The actual story portrayed in this episode, a sect turned Nazi for the purpose of magical experimentation, is as compelling and enjoying as some of the series' best, where Sam and Dean, like always, are thrust in to a new environment with little knowledge of what's occurring. But as the episode continues, it's the actual theology behind what's occurring that helps to strengthen the story being told, leaving audiences wanting more of the two characters, the Golem and "Rabbi" Aaron, they never knew existed until this week. And, more importantly, the question "Where is Castiel?" never once came up.
Up until Supernatural crossed its halfway mark for Season 8, the episodes, love 'em or hate 'em, always left audiences wondering when Castiel would finally make his return. Not simply because Castiel is a fan-favorite character (which he absolutely is), but because, for the past few seasons, audiences have been trained to know that Castiel's appearance means that something is going to occur, simply because he has the power to do anything.
But in this episode, like Carver originally promised, Sam and Dean stand alone, proving that Supernatural can, in fact, return its series to its origins. While it's true, yes, that the Golem, like Castiel, is a powerful figure that can essentially best anyone it comes across, the fact that it was a newly-created character, along with Aaron, means that the writers and producers behind Supernatural have, too, received a renewed energy. Because when it comes down to it, it's more difficult to create new, memorable characters than to make sure of old ones.
Although it won't be long until Castiel finally makes his return to the series, longtime fans should rest easy in knowing that Supernatural has, for all intents and purposes, redeemed itself for its many past (seasonal) sins, helping to bring back the same entertaining, suspenseful and anticipatory elements that originally made fans fall in love with it.

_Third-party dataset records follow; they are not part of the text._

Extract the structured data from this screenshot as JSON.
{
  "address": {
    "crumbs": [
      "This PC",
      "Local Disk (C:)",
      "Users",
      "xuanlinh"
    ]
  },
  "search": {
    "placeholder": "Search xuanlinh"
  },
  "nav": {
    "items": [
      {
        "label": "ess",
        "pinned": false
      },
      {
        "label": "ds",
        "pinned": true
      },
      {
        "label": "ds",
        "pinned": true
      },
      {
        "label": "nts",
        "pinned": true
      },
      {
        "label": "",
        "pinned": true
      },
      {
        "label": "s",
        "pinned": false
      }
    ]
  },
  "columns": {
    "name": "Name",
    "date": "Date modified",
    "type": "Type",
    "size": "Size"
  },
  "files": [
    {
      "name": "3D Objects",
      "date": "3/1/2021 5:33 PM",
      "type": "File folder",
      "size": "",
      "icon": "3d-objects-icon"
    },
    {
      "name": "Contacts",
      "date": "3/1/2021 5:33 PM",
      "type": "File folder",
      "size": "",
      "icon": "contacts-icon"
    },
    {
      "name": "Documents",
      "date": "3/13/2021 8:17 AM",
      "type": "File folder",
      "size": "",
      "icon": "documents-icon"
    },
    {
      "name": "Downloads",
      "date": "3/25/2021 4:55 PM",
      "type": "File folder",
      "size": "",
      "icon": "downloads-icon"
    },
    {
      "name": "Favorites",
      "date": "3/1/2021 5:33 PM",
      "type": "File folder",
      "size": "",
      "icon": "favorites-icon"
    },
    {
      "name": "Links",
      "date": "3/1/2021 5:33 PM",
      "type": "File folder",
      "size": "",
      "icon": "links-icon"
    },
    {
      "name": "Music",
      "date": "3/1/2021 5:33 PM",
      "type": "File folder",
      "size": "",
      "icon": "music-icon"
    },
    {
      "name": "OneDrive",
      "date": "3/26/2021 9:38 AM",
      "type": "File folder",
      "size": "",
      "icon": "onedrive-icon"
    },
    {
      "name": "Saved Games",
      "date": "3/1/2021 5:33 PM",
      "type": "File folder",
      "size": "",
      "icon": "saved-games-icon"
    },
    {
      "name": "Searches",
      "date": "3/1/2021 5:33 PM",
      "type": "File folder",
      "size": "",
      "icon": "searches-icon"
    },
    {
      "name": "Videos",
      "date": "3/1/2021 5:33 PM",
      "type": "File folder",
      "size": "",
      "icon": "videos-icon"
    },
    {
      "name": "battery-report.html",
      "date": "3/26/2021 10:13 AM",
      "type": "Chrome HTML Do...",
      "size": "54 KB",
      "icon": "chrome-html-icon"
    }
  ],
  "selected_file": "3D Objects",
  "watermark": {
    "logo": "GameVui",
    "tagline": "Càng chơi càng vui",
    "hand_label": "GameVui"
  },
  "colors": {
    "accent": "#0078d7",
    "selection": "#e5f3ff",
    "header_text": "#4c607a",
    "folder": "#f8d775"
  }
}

Supernatural returns next Wednesday with "Trial and Error" @9pm on CW. You can check out a preview of next week's episode below: